O The importance put on a piece of paper. It becomes the end of the journey for some. The summit, the pinnacle, and unfortunately THE END. I see to often as the owner of a yoga studio and a yoga mentorship/studentship program. It is because of what I see and hear in the yoga community that I see no value in the Yoga Alliance. I have not always felt that way, even encouraged my teachers to join, I mistakenly believed it would
· Make them better teachers
· Allow them to get insurance
· Allow my teachers to “train” other to teach
· That my students cared
Pain and suffering, it is everywhere, but so is joy. It is our true authentic self. Do you ever wonder how to rise above and become unaffected by the pain and suffering of others. Does this mean we must lose sight of compassion?
How can one not be affected and react to the negative energy while maintaining and staying in a space of peace?
It can be difficult to rise above it, not react, and stay in a place of joy, of love and acceptance. Avoidance of people, places and things is not always possible. Many of us have to deal with pain and suffering in our homes or the workplace, but we do not have to let it define us. You can choose which energies you wish to become a part of you and which you wish to release and be unaffected by. Read the rest of this entry
Posted on Saturday, February 18, 2012 7:05 PM
What is the practice of yoga? It is many things for many people, but for me it has given the gift of mindfulness, of awareness. Of a greater sense of gratitude as well as consciously being in my body.
Forgetfulness, It is not just a mental issue; it can also show up in the body. No one is immune to the habitual state of forgetfulness, CRS (cant remember shit) as I often call it. We are told we can keep our minds alert thru mental exercises, so why not the body. As this forgetfulness or lack of awareness shows up in the physical body we lose awareness of sensation in certain muscles and or muscles groups in the body. Read the rest of this entry
I am a yoga teacher and I am coming out of the closet
In recent years, after taking on the often coveted role of yoga teacher and studio owner, I find it harder and harder to call my self a yoga teacher. I am more of a guide who is sharing what I know to be true for me in my life and in my body…. Today. But for the sake of ease, lets go ahead and call me a yoga teacher.
I don’t have a script, and I don’t believe there is only one way. But I do believe if I am to responsibly take the seat of the teacher I must have a strong personal practice. Not just time on my mat in front of my students, or a note pad or a book, or my blog or facebook, but time on my mat facing all of my stuff.
Below are a few of the most common clichés I have heard through the years…and why we must never, ever buy into them.
Listen to Your Body.
If I listened to my body I would smoke four packs of cigarettes a day, drink a fifth of vodka, and eat nothing but chocolate ice cream as I lay on my couch.
Our bodies are creatures of comfort and routine. While it is true that our body is one of the very few things in this world we have some control over, the reality is we have all been betrayed by our body (think sneezes and gas).

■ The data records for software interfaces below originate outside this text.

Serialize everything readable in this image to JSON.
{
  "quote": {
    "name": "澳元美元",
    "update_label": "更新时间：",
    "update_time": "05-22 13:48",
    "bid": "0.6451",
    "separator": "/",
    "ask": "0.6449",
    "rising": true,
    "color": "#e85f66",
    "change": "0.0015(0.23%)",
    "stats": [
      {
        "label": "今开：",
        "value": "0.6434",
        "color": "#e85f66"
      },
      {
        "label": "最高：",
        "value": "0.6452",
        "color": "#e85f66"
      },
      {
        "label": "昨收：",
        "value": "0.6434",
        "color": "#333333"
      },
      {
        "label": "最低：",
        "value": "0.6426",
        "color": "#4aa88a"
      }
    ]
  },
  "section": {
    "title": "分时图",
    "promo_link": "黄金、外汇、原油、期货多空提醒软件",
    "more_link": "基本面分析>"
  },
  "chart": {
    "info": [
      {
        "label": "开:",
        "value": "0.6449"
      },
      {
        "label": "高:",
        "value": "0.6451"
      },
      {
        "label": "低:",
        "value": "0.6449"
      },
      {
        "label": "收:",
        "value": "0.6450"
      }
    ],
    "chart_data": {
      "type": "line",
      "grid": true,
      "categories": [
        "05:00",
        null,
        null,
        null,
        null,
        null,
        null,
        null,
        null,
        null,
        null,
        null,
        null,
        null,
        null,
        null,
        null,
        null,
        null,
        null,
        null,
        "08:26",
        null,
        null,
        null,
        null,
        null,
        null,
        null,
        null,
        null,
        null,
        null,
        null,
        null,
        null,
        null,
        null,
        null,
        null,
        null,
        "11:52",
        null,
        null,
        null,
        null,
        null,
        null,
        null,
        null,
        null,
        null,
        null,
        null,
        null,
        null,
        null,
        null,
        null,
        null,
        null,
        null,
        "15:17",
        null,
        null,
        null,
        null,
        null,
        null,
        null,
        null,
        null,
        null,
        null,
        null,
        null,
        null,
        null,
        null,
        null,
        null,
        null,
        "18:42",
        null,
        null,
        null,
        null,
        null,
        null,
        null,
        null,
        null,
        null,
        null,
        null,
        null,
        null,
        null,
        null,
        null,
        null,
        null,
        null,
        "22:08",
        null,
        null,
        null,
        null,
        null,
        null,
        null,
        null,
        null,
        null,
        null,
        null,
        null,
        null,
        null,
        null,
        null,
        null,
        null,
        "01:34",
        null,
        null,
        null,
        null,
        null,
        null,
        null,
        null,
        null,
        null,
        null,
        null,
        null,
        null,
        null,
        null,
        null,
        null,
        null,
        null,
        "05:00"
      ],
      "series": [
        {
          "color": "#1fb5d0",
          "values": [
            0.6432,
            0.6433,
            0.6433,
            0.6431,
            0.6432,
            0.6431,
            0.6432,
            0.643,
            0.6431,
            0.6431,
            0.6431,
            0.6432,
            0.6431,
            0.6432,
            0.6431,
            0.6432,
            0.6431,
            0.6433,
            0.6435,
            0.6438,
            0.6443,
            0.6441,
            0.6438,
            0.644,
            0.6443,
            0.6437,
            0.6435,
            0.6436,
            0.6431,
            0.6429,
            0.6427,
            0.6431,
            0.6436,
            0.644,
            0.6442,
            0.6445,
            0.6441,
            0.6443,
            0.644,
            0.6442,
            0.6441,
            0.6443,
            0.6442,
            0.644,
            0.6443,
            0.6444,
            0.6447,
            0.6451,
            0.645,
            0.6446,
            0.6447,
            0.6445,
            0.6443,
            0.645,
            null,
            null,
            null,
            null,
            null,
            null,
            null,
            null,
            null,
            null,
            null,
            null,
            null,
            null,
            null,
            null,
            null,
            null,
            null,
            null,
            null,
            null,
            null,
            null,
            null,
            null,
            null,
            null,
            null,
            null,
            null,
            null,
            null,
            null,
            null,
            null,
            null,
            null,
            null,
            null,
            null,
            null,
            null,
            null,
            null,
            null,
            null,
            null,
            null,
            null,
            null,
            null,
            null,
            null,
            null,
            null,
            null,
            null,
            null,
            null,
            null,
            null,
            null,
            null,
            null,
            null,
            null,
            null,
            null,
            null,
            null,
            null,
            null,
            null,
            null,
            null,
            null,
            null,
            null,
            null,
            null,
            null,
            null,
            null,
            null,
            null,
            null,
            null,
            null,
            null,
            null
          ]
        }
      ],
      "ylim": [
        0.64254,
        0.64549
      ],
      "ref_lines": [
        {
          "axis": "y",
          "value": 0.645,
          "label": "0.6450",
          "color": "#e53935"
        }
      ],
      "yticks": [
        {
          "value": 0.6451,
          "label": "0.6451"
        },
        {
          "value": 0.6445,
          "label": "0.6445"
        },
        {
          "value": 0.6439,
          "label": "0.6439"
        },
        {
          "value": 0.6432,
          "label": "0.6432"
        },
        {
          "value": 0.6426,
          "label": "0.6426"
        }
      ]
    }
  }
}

Our body can only be mastered through discipline. No one ever spontaneously thinks: “Gee! I think I’ll sit absolutely still for an hour and contemplate the universe!” That’s why yoga, regardless of whether it is asana, jappa, or meditation, is called a practice.